BEGIN Records to use
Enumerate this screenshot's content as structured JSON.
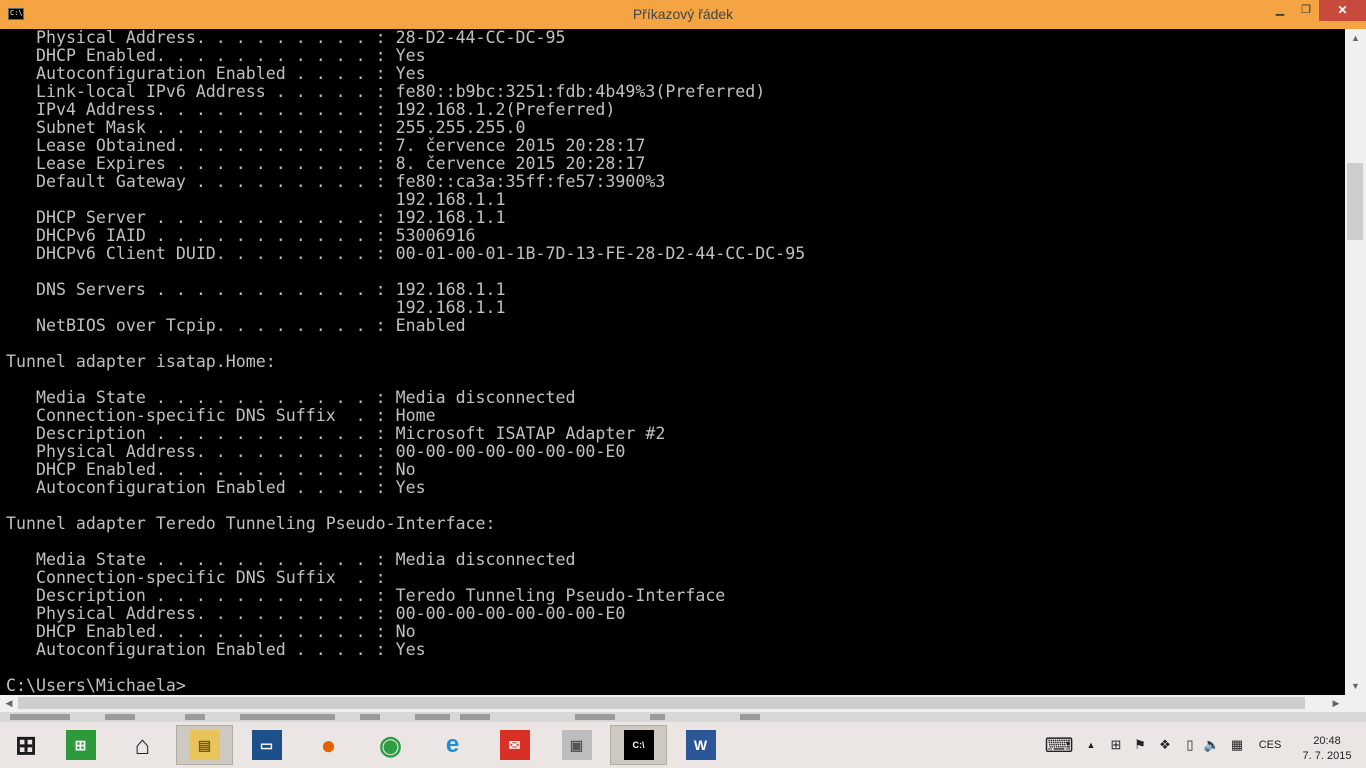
{
  "window": {
    "title": "Příkazový řádek",
    "minimize": "▁",
    "maximize": "❐",
    "close": "✕"
  },
  "console": {
    "lines": [
      "   Physical Address. . . . . . . . . : 28-D2-44-CC-DC-95",
      "   DHCP Enabled. . . . . . . . . . . : Yes",
      "   Autoconfiguration Enabled . . . . : Yes",
      "   Link-local IPv6 Address . . . . . : fe80::b9bc:3251:fdb:4b49%3(Preferred)",
      "   IPv4 Address. . . . . . . . . . . : 192.168.1.2(Preferred)",
      "   Subnet Mask . . . . . . . . . . . : 255.255.255.0",
      "   Lease Obtained. . . . . . . . . . : 7. července 2015 20:28:17",
      "   Lease Expires . . . . . . . . . . : 8. července 2015 20:28:17",
      "   Default Gateway . . . . . . . . . : fe80::ca3a:35ff:fe57:3900%3",
      "                                       192.168.1.1",
      "   DHCP Server . . . . . . . . . . . : 192.168.1.1",
      "   DHCPv6 IAID . . . . . . . . . . . : 53006916",
      "   DHCPv6 Client DUID. . . . . . . . : 00-01-00-01-1B-7D-13-FE-28-D2-44-CC-DC-95",
      "",
      "   DNS Servers . . . . . . . . . . . : 192.168.1.1",
      "                                       192.168.1.1",
      "   NetBIOS over Tcpip. . . . . . . . : Enabled",
      "",
      "Tunnel adapter isatap.Home:",
      "",
      "   Media State . . . . . . . . . . . : Media disconnected",
      "   Connection-specific DNS Suffix  . : Home",
      "   Description . . . . . . . . . . . : Microsoft ISATAP Adapter #2",
      "   Physical Address. . . . . . . . . : 00-00-00-00-00-00-00-E0",
      "   DHCP Enabled. . . . . . . . . . . : No",
      "   Autoconfiguration Enabled . . . . : Yes",
      "",
      "Tunnel adapter Teredo Tunneling Pseudo-Interface:",
      "",
      "   Media State . . . . . . . . . . . : Media disconnected",
      "   Connection-specific DNS Suffix  . :",
      "   Description . . . . . . . . . . . : Teredo Tunneling Pseudo-Interface",
      "   Physical Address. . . . . . . . . : 00-00-00-00-00-00-00-E0",
      "   DHCP Enabled. . . . . . . . . . . : No",
      "   Autoconfiguration Enabled . . . . : Yes",
      "",
      "C:\\Users\\Michaela>"
    ]
  },
  "scrollbar": {
    "up": "▲",
    "down": "▼",
    "left": "◀",
    "right": "▶"
  },
  "taskbar": {
    "start_glyph": "⊞",
    "apps": [
      {
        "name": "store-icon",
        "glyph": "⊞",
        "bg": "#2e9a3c",
        "fg": "#ffffff"
      },
      {
        "name": "home-icon",
        "glyph": "⌂",
        "bg": "transparent",
        "fg": "#222222"
      },
      {
        "name": "file-explorer-icon",
        "glyph": "▤",
        "bg": "#e8c45a",
        "fg": "#7a5a12"
      },
      {
        "name": "lenovo-monitor-icon",
        "glyph": "▭",
        "bg": "#1d4f8a",
        "fg": "#ffffff"
      },
      {
        "name": "firefox-icon",
        "glyph": "●",
        "bg": "transparent",
        "fg": "#e66000"
      },
      {
        "name": "chrome-icon",
        "glyph": "◉",
        "bg": "transparent",
        "fg": "#2e9e45"
      },
      {
        "name": "internet-explorer-icon",
        "glyph": "e",
        "bg": "transparent",
        "fg": "#1e8fd6"
      },
      {
        "name": "mail-icon",
        "glyph": "✉",
        "bg": "#d93025",
        "fg": "#ffffff"
      },
      {
        "name": "device-manager-icon",
        "glyph": "▣",
        "bg": "#bdbdbd",
        "fg": "#555555"
      },
      {
        "name": "command-prompt-icon",
        "glyph": "C:\\",
        "bg": "#000000",
        "fg": "#ffffff"
      },
      {
        "name": "word-icon",
        "glyph": "W",
        "bg": "#2b5797",
        "fg": "#ffffff"
      }
    ],
    "tray": {
      "keyboard": "⌨",
      "chevron": "▲",
      "windows": "⊞",
      "flag": "⚑",
      "dropbox": "❖",
      "phone": "▯",
      "volume": "🔈",
      "network": "▦",
      "language": "CES"
    },
    "clock": {
      "time": "20:48",
      "date": "7. 7. 2015"
    }
  }
}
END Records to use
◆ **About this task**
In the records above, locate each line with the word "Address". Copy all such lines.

◆ **Response box**
      "   Physical Address. . . . . . . . . : 28-D2-44-CC-DC-95",
      "   Link-local IPv6 Address . . . . . : fe80::b9bc:3251:fdb:4b49%3(Preferred)",
      "   IPv4 Address. . . . . . . . . . . : 192.168.1.2(Preferred)",
      "   Physical Address. . . . . . . . . : 00-00-00-00-00-00-00-E0",
      "   Physical Address. . . . . . . . . : 00-00-00-00-00-00-00-E0",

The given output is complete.